**Records drawn from a dataset:**

━━━━━━━━━━

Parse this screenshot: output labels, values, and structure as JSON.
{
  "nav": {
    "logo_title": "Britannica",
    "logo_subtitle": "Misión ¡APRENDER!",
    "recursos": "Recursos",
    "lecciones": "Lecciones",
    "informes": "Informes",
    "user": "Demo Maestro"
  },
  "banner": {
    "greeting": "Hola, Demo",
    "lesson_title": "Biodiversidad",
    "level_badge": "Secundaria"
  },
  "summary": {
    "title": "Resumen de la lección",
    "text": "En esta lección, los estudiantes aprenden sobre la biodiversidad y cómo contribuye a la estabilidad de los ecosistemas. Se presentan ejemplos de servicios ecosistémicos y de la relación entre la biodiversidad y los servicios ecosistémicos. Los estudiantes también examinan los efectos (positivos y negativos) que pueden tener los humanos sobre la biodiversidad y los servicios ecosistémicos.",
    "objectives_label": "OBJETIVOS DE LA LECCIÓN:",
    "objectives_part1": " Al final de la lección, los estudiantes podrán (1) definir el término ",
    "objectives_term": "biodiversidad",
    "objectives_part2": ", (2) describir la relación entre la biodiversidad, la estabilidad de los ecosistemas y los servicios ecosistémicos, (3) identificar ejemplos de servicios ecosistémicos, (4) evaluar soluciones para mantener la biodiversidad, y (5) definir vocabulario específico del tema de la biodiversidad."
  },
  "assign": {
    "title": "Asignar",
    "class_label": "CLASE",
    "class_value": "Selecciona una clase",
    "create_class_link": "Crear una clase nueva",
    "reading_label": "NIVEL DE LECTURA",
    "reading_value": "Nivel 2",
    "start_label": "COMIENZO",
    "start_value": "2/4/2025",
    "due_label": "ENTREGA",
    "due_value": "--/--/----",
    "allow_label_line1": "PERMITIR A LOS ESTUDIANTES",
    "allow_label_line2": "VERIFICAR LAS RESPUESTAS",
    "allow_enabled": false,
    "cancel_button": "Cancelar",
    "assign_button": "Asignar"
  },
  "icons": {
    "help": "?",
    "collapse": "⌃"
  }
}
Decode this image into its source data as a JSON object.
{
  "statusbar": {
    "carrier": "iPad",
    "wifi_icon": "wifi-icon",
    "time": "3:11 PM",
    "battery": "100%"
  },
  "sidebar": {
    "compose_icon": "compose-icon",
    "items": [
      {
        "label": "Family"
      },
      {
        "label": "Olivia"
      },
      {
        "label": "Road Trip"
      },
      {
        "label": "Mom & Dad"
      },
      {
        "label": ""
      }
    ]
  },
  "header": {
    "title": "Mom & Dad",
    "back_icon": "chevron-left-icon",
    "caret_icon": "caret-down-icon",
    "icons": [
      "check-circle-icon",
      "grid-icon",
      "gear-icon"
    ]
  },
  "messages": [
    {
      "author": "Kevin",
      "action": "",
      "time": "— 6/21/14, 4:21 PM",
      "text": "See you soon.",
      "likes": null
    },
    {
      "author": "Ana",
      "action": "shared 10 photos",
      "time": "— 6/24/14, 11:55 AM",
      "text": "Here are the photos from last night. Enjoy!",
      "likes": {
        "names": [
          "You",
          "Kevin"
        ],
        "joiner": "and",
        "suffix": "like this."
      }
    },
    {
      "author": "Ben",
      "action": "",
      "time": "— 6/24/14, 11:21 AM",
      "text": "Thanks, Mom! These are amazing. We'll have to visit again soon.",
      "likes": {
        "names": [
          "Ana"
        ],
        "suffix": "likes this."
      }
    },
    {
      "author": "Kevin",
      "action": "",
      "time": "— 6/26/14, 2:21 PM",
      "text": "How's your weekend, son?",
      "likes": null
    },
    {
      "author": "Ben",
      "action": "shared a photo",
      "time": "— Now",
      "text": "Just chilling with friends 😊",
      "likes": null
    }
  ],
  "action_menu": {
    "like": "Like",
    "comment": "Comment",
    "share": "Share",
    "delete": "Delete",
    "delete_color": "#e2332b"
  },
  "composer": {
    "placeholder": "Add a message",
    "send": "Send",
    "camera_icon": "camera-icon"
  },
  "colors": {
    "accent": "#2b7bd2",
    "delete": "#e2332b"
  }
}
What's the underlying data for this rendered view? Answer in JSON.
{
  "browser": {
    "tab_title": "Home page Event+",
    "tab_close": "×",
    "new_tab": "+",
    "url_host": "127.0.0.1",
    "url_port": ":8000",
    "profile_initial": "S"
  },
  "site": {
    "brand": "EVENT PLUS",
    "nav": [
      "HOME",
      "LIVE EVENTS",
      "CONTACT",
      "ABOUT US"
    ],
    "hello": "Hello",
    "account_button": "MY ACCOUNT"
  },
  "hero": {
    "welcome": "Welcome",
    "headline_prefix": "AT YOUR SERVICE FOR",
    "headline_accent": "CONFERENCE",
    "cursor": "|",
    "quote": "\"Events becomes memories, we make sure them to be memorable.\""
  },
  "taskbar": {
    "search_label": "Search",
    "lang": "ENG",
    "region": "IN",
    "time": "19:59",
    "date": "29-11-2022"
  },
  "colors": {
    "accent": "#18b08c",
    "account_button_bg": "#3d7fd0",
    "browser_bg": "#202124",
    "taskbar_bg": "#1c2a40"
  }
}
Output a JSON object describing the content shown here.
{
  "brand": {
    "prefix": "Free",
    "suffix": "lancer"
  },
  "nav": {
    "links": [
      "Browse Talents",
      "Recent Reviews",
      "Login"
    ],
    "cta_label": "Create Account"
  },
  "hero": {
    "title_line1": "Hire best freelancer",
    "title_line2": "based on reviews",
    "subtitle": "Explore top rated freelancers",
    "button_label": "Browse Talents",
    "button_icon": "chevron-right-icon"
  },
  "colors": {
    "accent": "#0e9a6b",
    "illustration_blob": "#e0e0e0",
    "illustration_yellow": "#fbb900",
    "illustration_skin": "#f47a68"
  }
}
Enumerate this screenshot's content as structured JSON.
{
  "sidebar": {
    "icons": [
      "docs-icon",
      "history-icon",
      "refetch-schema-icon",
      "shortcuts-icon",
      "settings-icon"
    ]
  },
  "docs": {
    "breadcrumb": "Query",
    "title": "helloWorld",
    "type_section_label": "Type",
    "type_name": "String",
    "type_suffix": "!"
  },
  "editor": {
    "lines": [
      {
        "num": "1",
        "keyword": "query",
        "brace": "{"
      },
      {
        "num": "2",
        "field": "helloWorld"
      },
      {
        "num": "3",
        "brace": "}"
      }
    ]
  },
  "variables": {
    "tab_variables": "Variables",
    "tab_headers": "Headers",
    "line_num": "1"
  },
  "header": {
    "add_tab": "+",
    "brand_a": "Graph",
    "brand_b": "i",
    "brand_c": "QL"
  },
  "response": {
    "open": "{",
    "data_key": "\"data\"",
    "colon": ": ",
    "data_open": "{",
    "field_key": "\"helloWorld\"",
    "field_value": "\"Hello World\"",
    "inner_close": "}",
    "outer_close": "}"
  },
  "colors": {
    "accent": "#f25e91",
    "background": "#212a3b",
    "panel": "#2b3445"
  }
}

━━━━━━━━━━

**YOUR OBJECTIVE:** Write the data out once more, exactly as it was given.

**EXERCISE ANSWER:**
Parse this screenshot: output labels, values, and structure as JSON.
{
  "nav": {
    "logo_title": "Britannica",
    "logo_subtitle": "Misión ¡APRENDER!",
    "recursos": "Recursos",
    "lecciones": "Lecciones",
    "informes": "Informes",
    "user": "Demo Maestro"
  },
  "banner": {
    "greeting": "Hola, Demo",
    "lesson_title": "Biodiversidad",
    "level_badge": "Secundaria"
  },
  "summary": {
    "title": "Resumen de la lección",
    "text": "En esta lección, los estudiantes aprenden sobre la biodiversidad y cómo contribuye a la estabilidad de los ecosistemas. Se presentan ejemplos de servicios ecosistémicos y de la relación entre la biodiversidad y los servicios ecosistémicos. Los estudiantes también examinan los efectos (positivos y negativos) que pueden tener los humanos sobre la biodiversidad y los servicios ecosistémicos.",
    "objectives_label": "OBJETIVOS DE LA LECCIÓN:",
    "objectives_part1": " Al final de la lección, los estudiantes podrán (1) definir el término ",
    "objectives_term": "biodiversidad",
    "objectives_part2": ", (2) describir la relación entre la biodiversidad, la estabilidad de los ecosistemas y los servicios ecosistémicos, (3) identificar ejemplos de servicios ecosistémicos, (4) evaluar soluciones para mantener la biodiversidad, y (5) definir vocabulario específico del tema de la biodiversidad."
  },
  "assign": {
    "title": "Asignar",
    "class_label": "CLASE",
    "class_value": "Selecciona una clase",
    "create_class_link": "Crear una clase nueva",
    "reading_label": "NIVEL DE LECTURA",
    "reading_value": "Nivel 2",
    "start_label": "COMIENZO",
    "start_value": "2/4/2025",
    "due_label": "ENTREGA",
    "due_value": "--/--/----",
    "allow_label_line1": "PERMITIR A LOS ESTUDIANTES",
    "allow_label_line2": "VERIFICAR LAS RESPUESTAS",
    "allow_enabled": false,
    "cancel_button": "Cancelar",
    "assign_button": "Asignar"
  },
  "icons": {
    "help": "?",
    "collapse": "⌃"
  }
}
Decode this image into its source data as a JSON object.
{
  "statusbar": {
    "carrier": "iPad",
    "wifi_icon": "wifi-icon",
    "time": "3:11 PM",
    "battery": "100%"
  },
  "sidebar": {
    "compose_icon": "compose-icon",
    "items": [
      {
        "label": "Family"
      },
      {
        "label": "Olivia"
      },
      {
        "label": "Road Trip"
      },
      {
        "label": "Mom & Dad"
      },
      {
        "label": ""
      }
    ]
  },
  "header": {
    "title": "Mom & Dad",
    "back_icon": "chevron-left-icon",
    "caret_icon": "caret-down-icon",
    "icons": [
      "check-circle-icon",
      "grid-icon",
      "gear-icon"
    ]
  },
  "messages": [
    {
      "author": "Kevin",
      "action": "",
      "time": "— 6/21/14, 4:21 PM",
      "text": "See you soon.",
      "likes": null
    },
    {
      "author": "Ana",
      "action": "shared 10 photos",
      "time": "— 6/24/14, 11:55 AM",
      "text": "Here are the photos from last night. Enjoy!",
      "likes": {
        "names": [
          "You",
          "Kevin"
        ],
        "joiner": "and",
        "suffix": "like this."
      }
    },
    {
      "author": "Ben",
      "action": "",
      "time": "— 6/24/14, 11:21 AM",
      "text": "Thanks, Mom! These are amazing. We'll have to visit again soon.",
      "likes": {
        "names": [
          "Ana"
        ],
        "suffix": "likes this."
      }
    },
    {
      "author": "Kevin",
      "action": "",
      "time": "— 6/26/14, 2:21 PM",
      "text": "How's your weekend, son?",
      "likes": null
    },
    {
      "author": "Ben",
      "action": "shared a photo",
      "time": "— Now",
      "text": "Just chilling with friends 😊",
      "likes": null
    }
  ],
  "action_menu": {
    "like": "Like",
    "comment": "Comment",
    "share": "Share",
    "delete": "Delete",
    "delete_color": "#e2332b"
  },
  "composer": {
    "placeholder": "Add a message",
    "send": "Send",
    "camera_icon": "camera-icon"
  },
  "colors": {
    "accent": "#2b7bd2",
    "delete": "#e2332b"
  }
}
What's the underlying data for this rendered view? Answer in JSON.
{
  "browser": {
    "tab_title": "Home page Event+",
    "tab_close": "×",
    "new_tab": "+",
    "url_host": "127.0.0.1",
    "url_port": ":8000",
    "profile_initial": "S"
  },
  "site": {
    "brand": "EVENT PLUS",
    "nav": [
      "HOME",
      "LIVE EVENTS",
      "CONTACT",
      "ABOUT US"
    ],
    "hello": "Hello",
    "account_button": "MY ACCOUNT"
  },
  "hero": {
    "welcome": "Welcome",
    "headline_prefix": "AT YOUR SERVICE FOR",
    "headline_accent": "CONFERENCE",
    "cursor": "|",
    "quote": "\"Events becomes memories, we make sure them to be memorable.\""
  },
  "taskbar": {
    "search_label": "Search",
    "lang": "ENG",
    "region": "IN",
    "time": "19:59",
    "date": "29-11-2022"
  },
  "colors": {
    "accent": "#18b08c",
    "account_button_bg": "#3d7fd0",
    "browser_bg": "#202124",
    "taskbar_bg": "#1c2a40"
  }
}
Output a JSON object describing the content shown here.
{
  "brand": {
    "prefix": "Free",
    "suffix": "lancer"
  },
  "nav": {
    "links": [
      "Browse Talents",
      "Recent Reviews",
      "Login"
    ],
    "cta_label": "Create Account"
  },
  "hero": {
    "title_line1": "Hire best freelancer",
    "title_line2": "based on reviews",
    "subtitle": "Explore top rated freelancers",
    "button_label": "Browse Talents",
    "button_icon": "chevron-right-icon"
  },
  "colors": {
    "accent": "#0e9a6b",
    "illustration_blob": "#e0e0e0",
    "illustration_yellow": "#fbb900",
    "illustration_skin": "#f47a68"
  }
}
Enumerate this screenshot's content as structured JSON.
{
  "sidebar": {
    "icons": [
      "docs-icon",
      "history-icon",
      "refetch-schema-icon",
      "shortcuts-icon",
      "settings-icon"
    ]
  },
  "docs": {
    "breadcrumb": "Query",
    "title": "helloWorld",
    "type_section_label": "Type",
    "type_name": "String",
    "type_suffix": "!"
  },
  "editor": {
    "lines": [
      {
        "num": "1",
        "keyword": "query",
        "brace": "{"
      },
      {
        "num": "2",
        "field": "helloWorld"
      },
      {
        "num": "3",
        "brace": "}"
      }
    ]
  },
  "variables": {
    "tab_variables": "Variables",
    "tab_headers": "Headers",
    "line_num": "1"
  },
  "header": {
    "add_tab": "+",
    "brand_a": "Graph",
    "brand_b": "i",
    "brand_c": "QL"
  },
  "response": {
    "open": "{",
    "data_key": "\"data\"",
    "colon": ": ",
    "data_open": "{",
    "field_key": "\"helloWorld\"",
    "field_value": "\"Hello World\"",
    "inner_close": "}",
    "outer_close": "}"
  },
  "colors": {
    "accent": "#f25e91",
    "background": "#212a3b",
    "panel": "#2b3445"
  }
}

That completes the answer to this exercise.